Eduardo Savarin, one of Facebook’s co-founders, recently announced that he renounced his U.S. citizenship in September of 2011, several months in advance of Facebook’s initial public offering (“IPO”).  The resulting tax consequences (not to mention the political fallout from Washington) offer an interesting case study into the Internal Revenue Code’s expatriation rules, which are covered in Section 877A.    

Per Section 877A, individuals who are “covered expatriates” are treated as selling all of their assets for their fair market value (e.g., mark-to-market) upon their expatriation (thereby triggering income tax on any built-in-gain), even if they don’t actually sell the underlying assets (the so-called “exit tax”).  As a result, covered expatriates are often subject to significant U.S. tax without any corresponding liquidity event.  The term “covered expatriates” includes individuals whose average net income over the previous 5 years exceeds approximately $150,000 per year, individuals with a net worth in excess of two million dollars, and individuals who fail to certify that their tax filings for the previous 5 years are complete and accurate.
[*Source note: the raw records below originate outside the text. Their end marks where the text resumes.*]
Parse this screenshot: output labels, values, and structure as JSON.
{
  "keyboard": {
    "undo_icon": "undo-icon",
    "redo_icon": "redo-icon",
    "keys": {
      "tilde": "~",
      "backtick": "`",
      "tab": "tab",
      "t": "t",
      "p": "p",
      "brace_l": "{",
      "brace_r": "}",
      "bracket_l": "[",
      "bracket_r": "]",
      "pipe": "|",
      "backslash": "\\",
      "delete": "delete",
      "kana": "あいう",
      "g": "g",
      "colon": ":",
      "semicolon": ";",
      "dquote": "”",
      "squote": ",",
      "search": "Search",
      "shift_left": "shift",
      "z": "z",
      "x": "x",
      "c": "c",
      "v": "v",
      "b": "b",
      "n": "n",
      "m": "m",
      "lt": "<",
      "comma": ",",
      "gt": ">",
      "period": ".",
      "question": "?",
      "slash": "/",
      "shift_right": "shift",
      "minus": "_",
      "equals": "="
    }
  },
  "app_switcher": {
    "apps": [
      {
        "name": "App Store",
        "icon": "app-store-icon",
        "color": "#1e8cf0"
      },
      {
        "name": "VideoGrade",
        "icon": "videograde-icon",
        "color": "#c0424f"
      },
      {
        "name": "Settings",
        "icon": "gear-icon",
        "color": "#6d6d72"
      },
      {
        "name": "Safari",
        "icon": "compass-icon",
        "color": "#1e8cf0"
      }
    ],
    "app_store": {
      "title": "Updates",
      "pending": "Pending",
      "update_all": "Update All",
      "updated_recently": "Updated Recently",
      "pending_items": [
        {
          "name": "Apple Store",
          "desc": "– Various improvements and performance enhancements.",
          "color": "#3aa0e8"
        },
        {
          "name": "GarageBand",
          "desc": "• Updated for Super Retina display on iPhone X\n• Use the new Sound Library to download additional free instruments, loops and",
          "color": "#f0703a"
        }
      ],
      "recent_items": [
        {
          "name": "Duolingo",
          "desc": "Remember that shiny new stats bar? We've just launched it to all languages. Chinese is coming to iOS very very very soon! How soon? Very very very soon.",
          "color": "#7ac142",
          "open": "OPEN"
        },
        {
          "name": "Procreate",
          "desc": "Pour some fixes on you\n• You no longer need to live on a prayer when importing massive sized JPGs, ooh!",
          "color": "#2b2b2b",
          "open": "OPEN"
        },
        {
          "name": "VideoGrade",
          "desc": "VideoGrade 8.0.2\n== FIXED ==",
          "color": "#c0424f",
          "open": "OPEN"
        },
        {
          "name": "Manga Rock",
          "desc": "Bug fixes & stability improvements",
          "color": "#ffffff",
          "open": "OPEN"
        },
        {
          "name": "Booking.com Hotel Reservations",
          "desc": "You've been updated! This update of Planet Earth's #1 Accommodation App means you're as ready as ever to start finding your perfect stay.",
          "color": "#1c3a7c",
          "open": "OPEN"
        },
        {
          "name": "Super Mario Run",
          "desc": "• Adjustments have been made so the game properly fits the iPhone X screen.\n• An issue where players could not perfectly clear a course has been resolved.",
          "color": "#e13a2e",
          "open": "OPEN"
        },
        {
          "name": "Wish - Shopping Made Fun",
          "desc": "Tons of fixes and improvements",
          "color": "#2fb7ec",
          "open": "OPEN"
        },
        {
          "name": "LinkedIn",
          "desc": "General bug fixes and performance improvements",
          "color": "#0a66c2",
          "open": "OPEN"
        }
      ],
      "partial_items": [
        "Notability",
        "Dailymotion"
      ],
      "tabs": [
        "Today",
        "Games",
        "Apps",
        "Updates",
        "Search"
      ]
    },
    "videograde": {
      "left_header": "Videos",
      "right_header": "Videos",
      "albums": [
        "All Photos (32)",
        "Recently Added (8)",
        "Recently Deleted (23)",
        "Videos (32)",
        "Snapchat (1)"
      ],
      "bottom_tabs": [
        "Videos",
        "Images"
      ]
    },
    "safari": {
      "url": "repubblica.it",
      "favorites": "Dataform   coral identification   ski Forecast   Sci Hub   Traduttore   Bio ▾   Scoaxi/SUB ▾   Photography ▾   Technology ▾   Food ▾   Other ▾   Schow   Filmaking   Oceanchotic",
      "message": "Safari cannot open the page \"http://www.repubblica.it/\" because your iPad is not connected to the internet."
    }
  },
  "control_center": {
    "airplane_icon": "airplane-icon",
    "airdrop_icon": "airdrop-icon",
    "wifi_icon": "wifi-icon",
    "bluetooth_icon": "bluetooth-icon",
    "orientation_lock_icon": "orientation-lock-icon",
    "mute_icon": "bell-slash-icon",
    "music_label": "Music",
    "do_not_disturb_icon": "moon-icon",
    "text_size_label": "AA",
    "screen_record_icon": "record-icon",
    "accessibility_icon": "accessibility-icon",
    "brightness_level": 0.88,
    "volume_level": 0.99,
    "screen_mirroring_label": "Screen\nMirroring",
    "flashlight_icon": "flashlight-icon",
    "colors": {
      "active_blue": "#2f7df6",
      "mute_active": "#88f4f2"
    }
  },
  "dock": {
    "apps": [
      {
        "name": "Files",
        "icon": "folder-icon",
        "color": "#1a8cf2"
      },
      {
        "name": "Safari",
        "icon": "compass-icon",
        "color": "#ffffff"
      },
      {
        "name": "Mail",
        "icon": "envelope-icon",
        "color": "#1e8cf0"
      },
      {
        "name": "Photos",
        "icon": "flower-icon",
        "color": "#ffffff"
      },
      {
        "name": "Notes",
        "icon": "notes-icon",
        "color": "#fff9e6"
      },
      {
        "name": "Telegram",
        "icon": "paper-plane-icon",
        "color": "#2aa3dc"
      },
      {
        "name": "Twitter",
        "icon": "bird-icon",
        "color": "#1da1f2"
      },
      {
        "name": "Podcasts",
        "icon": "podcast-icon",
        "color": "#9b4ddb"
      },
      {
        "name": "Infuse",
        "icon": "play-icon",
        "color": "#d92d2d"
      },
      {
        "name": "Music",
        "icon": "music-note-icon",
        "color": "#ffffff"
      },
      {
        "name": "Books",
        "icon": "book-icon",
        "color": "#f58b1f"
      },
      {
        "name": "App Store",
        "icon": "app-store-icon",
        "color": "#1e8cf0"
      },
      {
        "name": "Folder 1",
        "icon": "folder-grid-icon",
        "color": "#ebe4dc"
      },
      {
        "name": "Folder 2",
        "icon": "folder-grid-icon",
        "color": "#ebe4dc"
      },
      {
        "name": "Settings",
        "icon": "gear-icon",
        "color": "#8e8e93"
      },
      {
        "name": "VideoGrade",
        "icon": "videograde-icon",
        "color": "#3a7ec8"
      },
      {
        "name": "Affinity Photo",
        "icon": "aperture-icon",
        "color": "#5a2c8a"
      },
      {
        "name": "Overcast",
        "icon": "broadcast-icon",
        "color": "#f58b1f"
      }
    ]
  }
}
An individual who qualifies as a covered expatriate must calculate his exit tax as of his “expatriation date”.  An individual’s expatriation date is the earliest occurrence of one of the following four events:  

  • The date the individual formally renounces his U.S. nationality in front of a diplomatic or consular officer of the U.S.;
  • The date the individual furnishes to the U.S. Department of State a signed statement of voluntary relinquishment of U.S. nationality confirming an act of expatriation;
  • The date the U.S. Department of State issues a certificate of loss of nationality to the individual; or
  • The date a U.S. court cancels a naturalized citizen’s certificate of naturalization.

The calculation of the exit tax is at the center of Savarin’s tasty tax tale.  Because he must determine the fair market value of his assets as of the expatriation date, the value of his Facebook stock is certain to be controversial.  Of course, Savarin is apt to argue that his Facebook stock was worth significantly less in September 2011 than it was 5 months later upon the announcement of Facebook’s IPO.  Herein lies Savarin’s greatest tax arbitrage opportunity.  For the cost of a 15% haircut on the value of his Facebook stock as of September 2011, Savarin eliminated any future capital appreciation in his Facebook stock (including all run-up directly attributable to the IPO announcement) from U.S. taxation.

Further, Savarin ensured that he is taxed at the current long term capital gains rate of 15%, a rate that will quite possibly increase at the end of 2012.  Finally, Savarin can mitigate the impact of the mark-to-market exit tax by deferring the exit tax for the cost of an interest charge equal to the standard deficiency rate (which currently remains relatively low).  Savarin will only have to actually pay the tax upon the earlier of his sale of his Facebook stock or his death.

But, was this a tax efficient move?  If he would not have been subject to a tax recognition event upon Facebook’s IPO (which would be the case so long as he does not exercise stock options treated as deferred compensation), Savarin would have zero current tax, and all capital appreciation would similarly accrue income tax free (although any dividends would be subject to tax).  Rather than liquidate his stock during his lifetime, Savarin could have borrowed against his portfolio, thereby reaping the financial benefits for the cost of an interest charge.  Then, at his death (and assuming the estate tax laws do not drastically change and also assuming that he owns the Facebook stock or other stock in U.S corporations), the beneficiaries of Savarin’s estate would get a stepped up basis in his stock – eliminating any U.S. income taxes completely. Note that whether or not he expatriated, Savarin’s Facebook stock would be subject to U.S. estate taxes upon his death either by virtue of Savarin’s U.S. citizenship or because it is considered a U.S. sitused asset.

Ultimately, like everyone else, Savarin probably made his decision for a combination of personal and tax reasons.